Compulsive tics steal most of the limelight when it comes to Obsessive-Compulsive Disorder. Comparatively less attention, meanwhile, is given to the obsessive thoughts that characterize the other half of OCD. The content of these obsessions can range from pedophilia to homicide to sexual identity crises; compulsions “atoning for” the thoughts sometimes follow. For example: A woman, distraught by visions of murdering her child, wakes up several times in the night to check on her daughter.
In discussions about OCD with family and friends, I’ve observed that it is easier for others to adjust to compulsions they can see rather than obsessions they can’t. It is easier for them to understand repetitive hand-washing than, say, the fear of murdering your parents.
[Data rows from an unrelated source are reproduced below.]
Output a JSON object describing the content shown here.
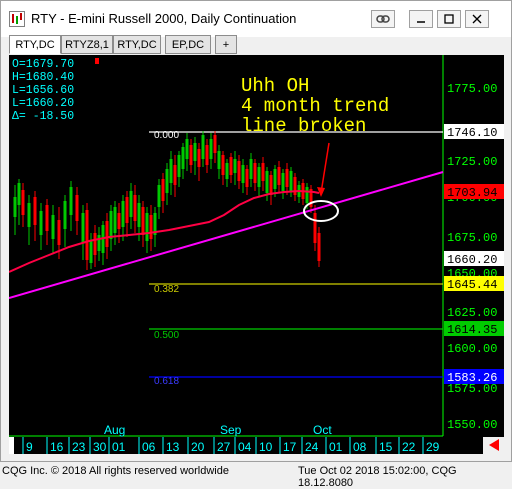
{
  "window": {
    "title": "RTY - E-mini Russell 2000, Daily Continuation"
  },
  "tabs": [
    {
      "label": "RTY,DC",
      "active": true
    },
    {
      "label": "RTYZ8,1",
      "active": false
    },
    {
      "label": "RTY,DC",
      "active": false
    },
    {
      "label": "EP,DC",
      "active": false
    },
    {
      "label": "+",
      "active": false
    }
  ],
  "ohlc": {
    "o": "O=1679.70",
    "h": "H=1680.40",
    "l": "L=1656.60",
    "c": "L=1660.20",
    "d": "Δ= -18.50"
  },
  "annotation": {
    "line1": "Uhh OH",
    "line2": "4 month trend",
    "line3": "line broken"
  },
  "fib": {
    "f0": "0.000",
    "f382": "0.382",
    "f500": "0.500",
    "f618": "0.618"
  },
  "price_axis": {
    "ticks": [
      "1775.00",
      "1725.00",
      "1700.00",
      "1675.00",
      "1650.00",
      "1625.00",
      "1600.00",
      "1575.00",
      "1550.00"
    ],
    "tags": [
      {
        "text": "1746.10",
        "bg": "#ffffff",
        "fg": "#000000"
      },
      {
        "text": "1703.94",
        "bg": "#ff0000",
        "fg": "#000000"
      },
      {
        "text": "1660.20",
        "bg": "#ffffff",
        "fg": "#000000"
      },
      {
        "text": "1645.44",
        "bg": "#ffff00",
        "fg": "#000000"
      },
      {
        "text": "1614.35",
        "bg": "#00cc00",
        "fg": "#000000"
      },
      {
        "text": "1583.26",
        "bg": "#0000ff",
        "fg": "#ffffff"
      }
    ]
  },
  "months": [
    "Aug",
    "Sep",
    "Oct"
  ],
  "dates": [
    "9",
    "16",
    "23",
    "30",
    "01",
    "06",
    "13",
    "20",
    "27",
    "04",
    "10",
    "17",
    "24",
    "01",
    "08",
    "15",
    "22",
    "29"
  ],
  "footer": {
    "left": "CQG Inc. © 2018 All rights reserved worldwide",
    "right": "Tue Oct 02 2018 15:02:00, CQG 18.12.8080"
  },
  "colors": {
    "up_candle": "#00c800",
    "down_candle": "#ff0000",
    "trend_line": "#ff00ff",
    "moving_average": "#ff0044",
    "annotation": "#ffff00",
    "fib_0": "#ffffff",
    "fib_382": "#cccc00",
    "fib_500": "#00cc00",
    "fib_618": "#0000ff"
  }
}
Abstract pamphlet language—”recurrent and persistent thoughts, impulses or images”—doesn’t necessarily register in a nonsufferer’s mind as graphic or violent.
I have vivid visualizations of my loved ones dying horrific, graphic deaths. They come into my head randomly, but usually only occur if the rest of my life is generally stressful. To deal with this, I developed habits of self harm, ripping my hair out, scratching and picking at my skin, and such to try to exorcise these images. When I don’t feel so awful, I do things like wake up 10-30 times a night to check my alarm, though I’m well aware that it’s set correctly. I’m also a compulsive lock checker. I also have a huge fear of ingesting soaps, specifically laundry detergent, and when I do laundry I’m usually sent into a panic about touching my lips or my face out of fear of poisoning myself and dying from ingesting detergent. I also KNOW all of this is irrational, which is the worst part. This is OCD.
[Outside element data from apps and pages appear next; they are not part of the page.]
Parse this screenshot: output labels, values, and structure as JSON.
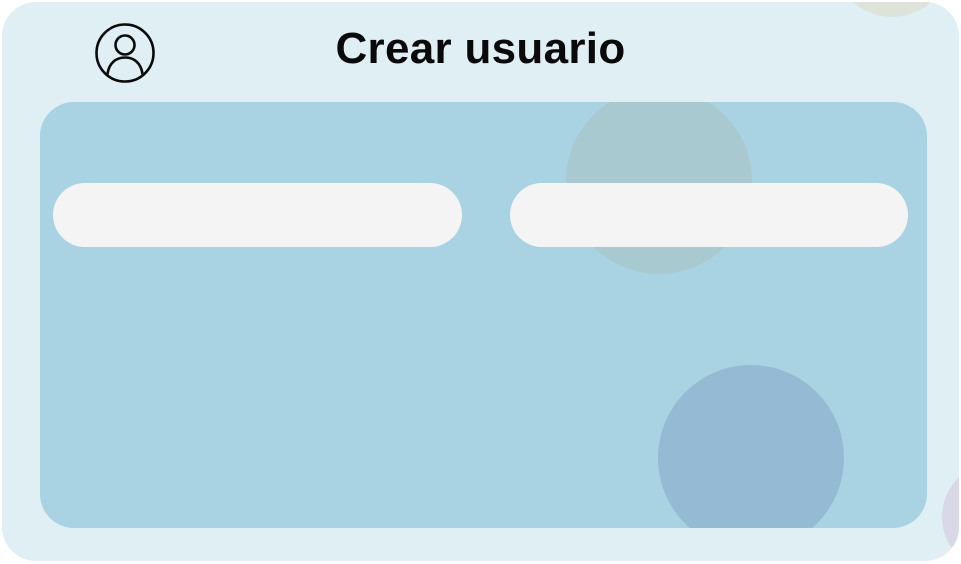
{
  "header": {
    "title": "Crear usuario",
    "icon": "user-avatar-icon"
  },
  "form": {
    "field_left": {
      "value": "",
      "placeholder": ""
    },
    "field_right": {
      "value": "",
      "placeholder": ""
    }
  },
  "colors": {
    "card_background": "#e0eff4",
    "panel_background": "#a9d3e2",
    "field_background": "#f4f4f4",
    "title_color": "#0a0a0a"
  }
}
I’m also very organized, enjoy filing and tedious office work, and get to work half an hour early because I’m picky about how my room is set up. This is not OCD.
^ Searching OCD tag and found this response. I love it.
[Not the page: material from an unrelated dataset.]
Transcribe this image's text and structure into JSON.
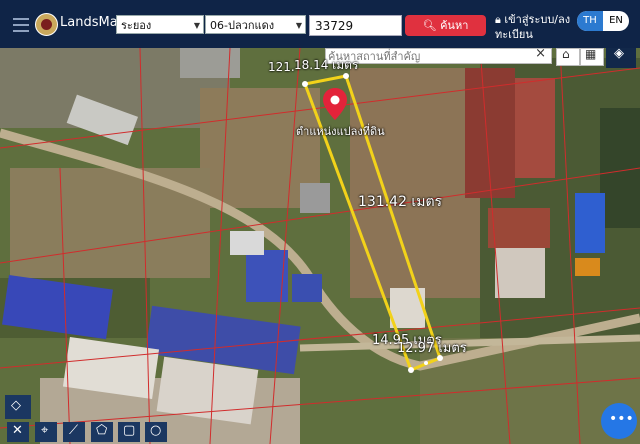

(via behindthehologram)Source: theatlantic
- 1 month ago
- 1 month ago
I hate the way OCD can just sneak up on you when you already have too much on your plate.
Like today, my mom’s maid that comes to clean the house every week came today, the DAY BEFORE I HAVE TO LEAVE to go back down to school.
Already, I’m super stressed and triggered at the slightest thing, but having her here asking me “oh when do you leave?” “are you packed?” “do you miss your boyfriend?” every hour or so in an effort to make conversation with me is just paralyzing.
I can’t start packing until she leaves and she’s not leaving until at least another hour. My mom has no idea how anxious I am right now and I don’t know how to just keep going at the moment. So much has gone wrong this week for me so I’m currently just sitting here in the living room because EVERY OTHER room (even this one that I’m in) is triggering in some sort of way.
My mom knows that I don’t like the lady and that she makes my OCD worse but how can it not, when she sneezes in her hands and then reaches to pull the clean clothes out the dryer? Now I have to re-wash everything she touched today that was mine.
I’m so frazzled.
- 2 months ago
"It gets under your skin and lives inside you, and you can’t run from it, you can’t hide. It finds you, and traps you, it grows over your soul like an encasing vine and it stays with you, you can’t get away from it. It’s like being in a room with 30 radios going all at once, on full volume, and you can’t turn them off, nothing stops it."
- 2 months ago